What this task involves
Pictures do not belong in the copy; retype the records below exactly.

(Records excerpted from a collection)

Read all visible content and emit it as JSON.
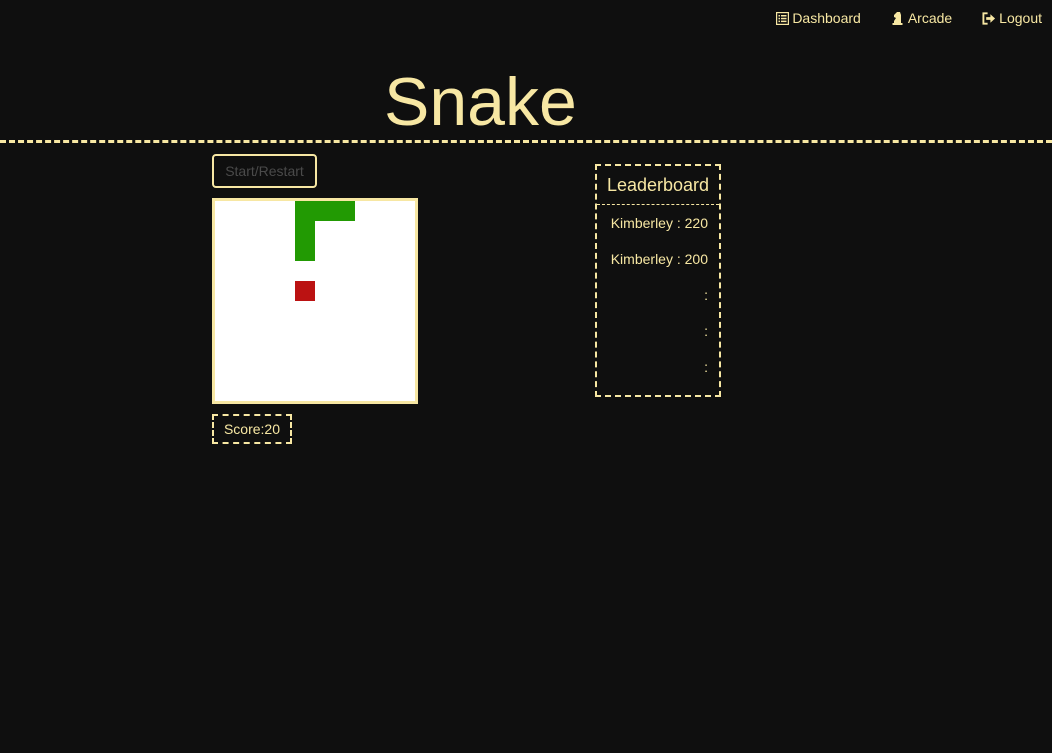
{
  "nav": {
    "items": [
      {
        "label": "Dashboard",
        "icon": "list-icon"
      },
      {
        "label": "Arcade",
        "icon": "chess-knight-icon"
      },
      {
        "label": "Logout",
        "icon": "logout-icon"
      }
    ]
  },
  "title": "Snake",
  "controls": {
    "start_label": "Start/Restart"
  },
  "score": {
    "text": "Score:20"
  },
  "leaderboard": {
    "title": "Leaderboard",
    "entries": [
      {
        "text": "Kimberley : 220"
      },
      {
        "text": "Kimberley : 200"
      },
      {
        "text": ":"
      },
      {
        "text": ":"
      },
      {
        "text": ":"
      }
    ]
  },
  "colors": {
    "accent": "#f7e7a3",
    "background": "#0f0f0f",
    "board": "#ffffff",
    "snake": "#229a03",
    "food": "#bb1212"
  },
  "game": {
    "grid_columns": 10,
    "grid_rows": 10,
    "snake_cells": [
      [
        4,
        0
      ],
      [
        5,
        0
      ],
      [
        6,
        0
      ],
      [
        4,
        1
      ],
      [
        4,
        2
      ]
    ],
    "food_cell": [
      4,
      4
    ]
  }
}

Response box
Read all visible content and emit it as JSON.
{
  "nav": {
    "items": [
      {
        "label": "Dashboard",
        "icon": "list-icon"
      },
      {
        "label": "Arcade",
        "icon": "chess-knight-icon"
      },
      {
        "label": "Logout",
        "icon": "logout-icon"
      }
    ]
  },
  "title": "Snake",
  "controls": {
    "start_label": "Start/Restart"
  },
  "score": {
    "text": "Score:20"
  },
  "leaderboard": {
    "title": "Leaderboard",
    "entries": [
      {
        "text": "Kimberley : 220"
      },
      {
        "text": "Kimberley : 200"
      },
      {
        "text": ":"
      },
      {
        "text": ":"
      },
      {
        "text": ":"
      }
    ]
  },
  "colors": {
    "accent": "#f7e7a3",
    "background": "#0f0f0f",
    "board": "#ffffff",
    "snake": "#229a03",
    "food": "#bb1212"
  },
  "game": {
    "grid_columns": 10,
    "grid_rows": 10,
    "snake_cells": [
      [
        4,
        0
      ],
      [
        5,
        0
      ],
      [
        6,
        0
      ],
      [
        4,
        1
      ],
      [
        4,
        2
      ]
    ],
    "food_cell": [
      4,
      4
    ]
  }
}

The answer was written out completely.